Intervals are commonly done on a running track because the set distance gives structure to the workout by allowing you to gauge your pace and provides for comparable results across a given time frame.
For road racers, the distances covered on the track will vary from 200 meters (220 yards) to a mile, with rest periods in between the harder efforts. It is these harder efforts and the rest periods in between that allow for speed gains over time.
The distance covered on the track during a hard effort corresponds to the race you are training for, fitness and experience. Shorter efforts are good for shorter races (and those just staring out on speed work), while longer efforts are good for longer races such as half marathons and marathons.
A 200 meter (220 yards or half lap) work effort is good for racers fine-tuning their speed for a 5k race, while a 400 meter (440 yards or a full lap) work effort is good for improving overall conditioning and improving speed for shorter races.
An 800 meter effort (880 yards or two full laps), is good for increasing speed and strength for shorter races, and can be done in training for longer races to sharpen speed.
Mile repeats are excellent for half-marathon and marathon efforts. Because you will circle the track four times, these efforts can help you judge your pace, and will also improve your aerobic capacity and overall conditioning.
How many and how hard are subjective questions which can be answered by your running experience, current fitness, and running goals.

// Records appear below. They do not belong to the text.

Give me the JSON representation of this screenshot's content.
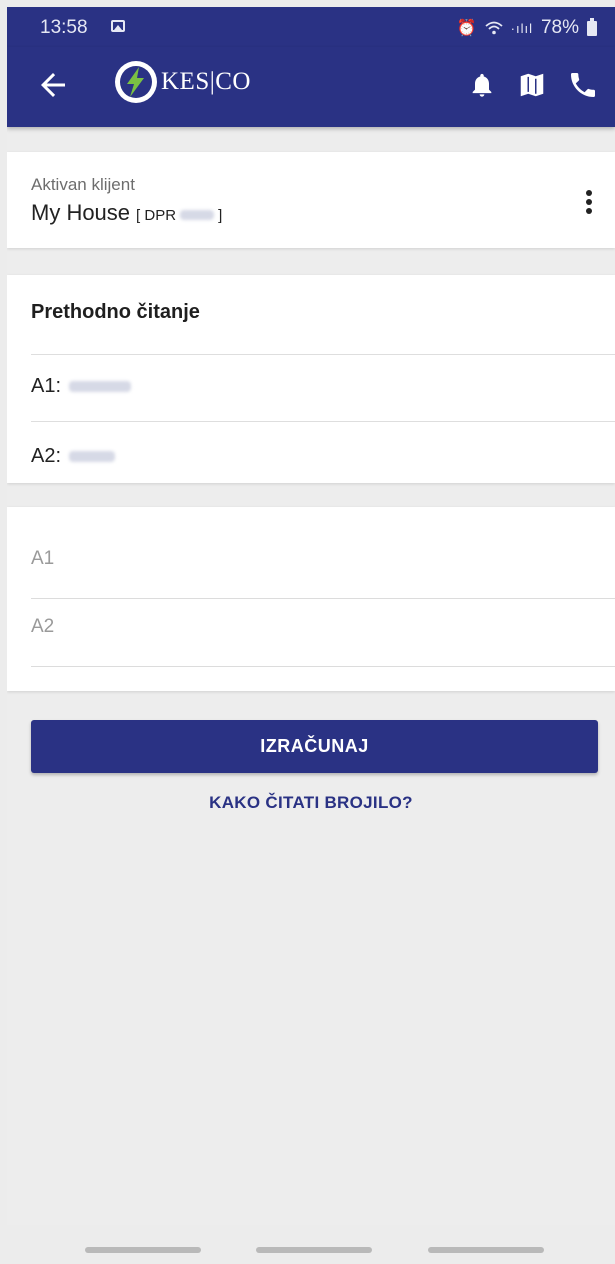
{
  "status_bar": {
    "time": "13:58",
    "signal": "·ılıl",
    "battery": "78%"
  },
  "app_bar": {
    "logo_text": "KES|CO",
    "brand_color": "#2a3284",
    "accent_color": "#7ac143"
  },
  "client": {
    "label": "Aktivan klijent",
    "name": "My House",
    "code_prefix": "[ DPR",
    "code_suffix": "]"
  },
  "previous_reading": {
    "title": "Prethodno čitanje",
    "rows": [
      {
        "label": "A1:"
      },
      {
        "label": "A2:"
      }
    ]
  },
  "inputs": {
    "a1_placeholder": "A1",
    "a2_placeholder": "A2"
  },
  "actions": {
    "calculate_label": "IZRAČUNAJ",
    "help_link": "KAKO ČITATI BROJILO?"
  }
}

In general, it is best to err on the side of less is more. Be conservative in pacing and leave adequate recovery time between work intervals. Always leave the track feeling tired, but like you could have done more.

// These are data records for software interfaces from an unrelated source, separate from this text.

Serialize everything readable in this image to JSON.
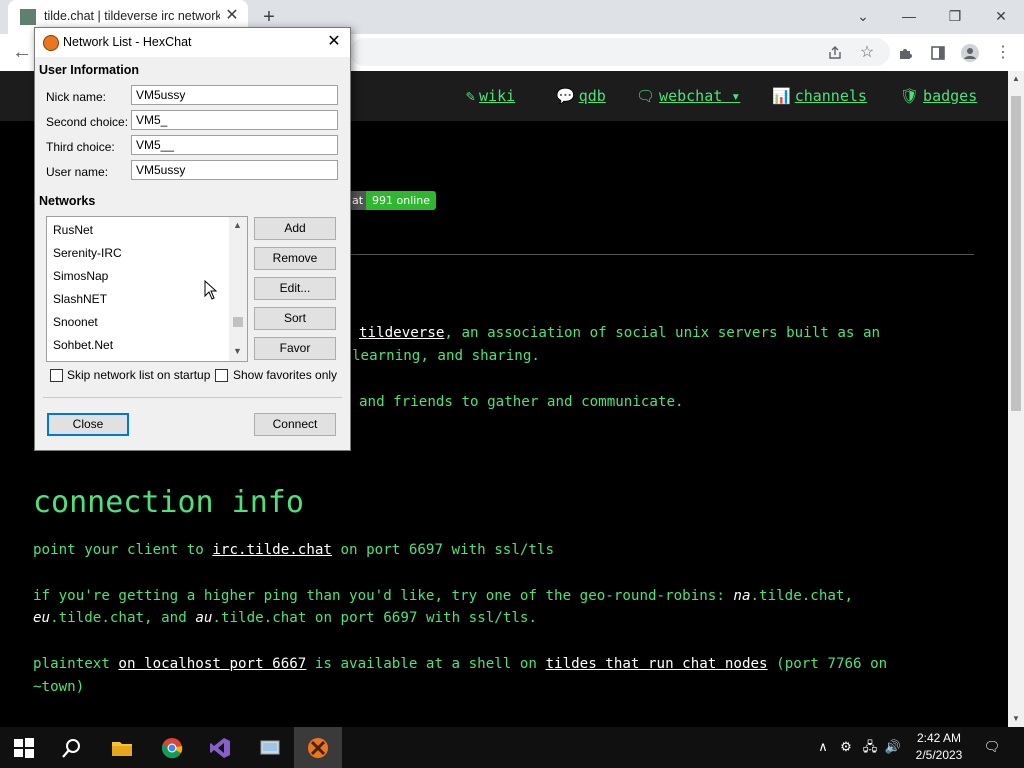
{
  "browser": {
    "tab_title": "tilde.chat | tildeverse irc network",
    "tab_close": "✕",
    "new_tab": "+",
    "back": "←",
    "window_controls": {
      "minimize": "—",
      "restore": "❐",
      "close": "✕",
      "dropdown": "⌄"
    }
  },
  "nav": {
    "wiki": "wiki",
    "qdb": "qdb",
    "webchat": "webchat",
    "channels": "channels",
    "badges": "badges"
  },
  "page": {
    "badge_left": "at",
    "badge_right": "991 online",
    "para1_tail_link": "tildeverse",
    "para1_tail_text": ", an association of social unix servers built as an",
    "para1_line2": "learning, and sharing.",
    "para2_line": "and friends to gather and communicate.",
    "connection_heading": "connection info",
    "point_pre": "point your client to ",
    "point_link": "irc.tilde.chat",
    "point_post": " on port 6697 with ssl/tls",
    "ping_pre": "if you're getting a higher ping than you'd like, try one of the geo-round-robins: ",
    "ping_na": "na",
    "ping_na_post": ".tilde.chat,",
    "ping_eu": "eu",
    "ping_eu_post": ".tilde.chat, and ",
    "ping_au": "au",
    "ping_au_post": ".tilde.chat on port 6697 with ssl/tls.",
    "plain_pre": "plaintext ",
    "plain_link1": "on localhost port 6667",
    "plain_mid": " is available at a shell on ",
    "plain_link2": "tildes that run chat nodes",
    "plain_post": " (port 7766 on",
    "plain_line2": "~town)"
  },
  "dialog": {
    "title": "Network List - HexChat",
    "close_glyph": "✕",
    "user_info_heading": "User Information",
    "nick_label": "Nick name:",
    "nick_value": "VM5ussy",
    "second_label": "Second choice:",
    "second_value": "VM5_",
    "third_label": "Third choice:",
    "third_value": "VM5__",
    "user_label": "User name:",
    "user_value": "VM5ussy",
    "networks_heading": "Networks",
    "networks": [
      "RusNet",
      "Serenity-IRC",
      "SimosNap",
      "SlashNET",
      "Snoonet",
      "Sohbet.Net"
    ],
    "buttons": {
      "add": "Add",
      "remove": "Remove",
      "edit": "Edit...",
      "sort": "Sort",
      "favor": "Favor"
    },
    "skip_label": "Skip network list on startup",
    "skip_checked": false,
    "favorites_label": "Show favorites only",
    "favorites_checked": false,
    "close_button": "Close",
    "connect_button": "Connect"
  },
  "taskbar": {
    "time": "2:42 AM",
    "date": "2/5/2023"
  },
  "colors": {
    "accent_green": "#4be27a",
    "online_green": "#2fb72f",
    "focus_blue": "#0078d7"
  }
}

With any speed work, remember to warm up with ten minutes of easy running before the hard efforts, and allow for a ten minute easy run at the end as well.